But full-scale relocation of manufacturing facilities is not possible, at least in a short time frame, according to Sand.

“What we do see at the more expensive end is, for instance, companies like Apple having now set up an  assembly facility in India,” he said.

“They're not completely unplugging China. Nobody wants that and nobody can do that. So instead they are having that China-plus-one strategy, or at least just making sure that they are not overly reliant on one origin.”

But he warned that many boardrooms would face a reality check in coming months.

“They all cried wolf in the sense that they said they needed to make expensive choices,” he said. “But I think a lot will have doubts right now, because there are no cheap options here.”

Hookham agreed that the idea of wholesale changes to sourcing was a lot more difficult that it was popularly portrayed.

“Not only is there the tough decision to make about the costs and the and the disruption that are changing the risk that you're exposed to by making that change,” he said

“Many suppliers are under long-term contracts. There are important service and quality relationships established after 30 years that can’t be changed overnight.”

Sand also backs the considered approach to resilience.

“If you thought you were on top of it before, you obviously were not,” he said.

“Constantly benchmark your performance, whether that comes in the form of freight rates, or inventories, or just reconsidering if just-in-time is what you should be doing, or should you build in more redundancy with just-in-case supply chains.

That required visibility and flexibility, however.

“The biggest point that I'd add to this is that and where I think shippers are investing some time and money is improving the visibility of their inventory,” Hookham said.

“One of the reasons for the ordering splurge in 2021 was because a lot of shippers just lost track of what was on the way. The technology is there; it is just a question of linking it up.”

For Hersham, the top takeaway is that the long-term trend is to diversify supply chains but also have more flexibility.
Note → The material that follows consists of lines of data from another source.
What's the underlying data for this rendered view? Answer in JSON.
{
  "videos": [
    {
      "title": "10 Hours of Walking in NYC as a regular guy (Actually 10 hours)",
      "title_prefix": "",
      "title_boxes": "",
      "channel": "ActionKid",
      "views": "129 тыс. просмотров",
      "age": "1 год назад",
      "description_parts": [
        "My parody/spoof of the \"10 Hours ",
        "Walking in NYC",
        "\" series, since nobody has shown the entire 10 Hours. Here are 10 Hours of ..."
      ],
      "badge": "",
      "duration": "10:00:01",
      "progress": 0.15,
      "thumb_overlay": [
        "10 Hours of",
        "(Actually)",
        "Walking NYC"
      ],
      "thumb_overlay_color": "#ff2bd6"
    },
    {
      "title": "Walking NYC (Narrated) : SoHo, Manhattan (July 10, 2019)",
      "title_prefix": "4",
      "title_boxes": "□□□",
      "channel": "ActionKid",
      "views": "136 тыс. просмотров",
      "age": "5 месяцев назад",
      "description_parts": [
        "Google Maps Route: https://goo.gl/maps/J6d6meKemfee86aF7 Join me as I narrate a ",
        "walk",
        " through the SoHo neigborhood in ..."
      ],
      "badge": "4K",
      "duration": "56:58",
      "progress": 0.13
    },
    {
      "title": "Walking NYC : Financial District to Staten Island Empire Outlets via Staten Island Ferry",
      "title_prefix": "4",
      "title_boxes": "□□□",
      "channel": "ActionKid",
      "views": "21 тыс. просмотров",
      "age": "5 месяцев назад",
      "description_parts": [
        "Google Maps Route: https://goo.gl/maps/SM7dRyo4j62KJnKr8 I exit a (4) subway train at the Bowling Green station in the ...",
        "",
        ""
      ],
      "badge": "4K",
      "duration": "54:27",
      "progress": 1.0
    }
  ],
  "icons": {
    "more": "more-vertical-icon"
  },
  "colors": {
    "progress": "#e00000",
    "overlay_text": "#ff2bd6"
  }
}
“It is not solve this one problem now, and you will be fine forever,” he said. “Build an infrastructure to be agile and build a way of communicating upwards to the board and I think that will serve you well.”

Lloyd’s List 31 Jul 2023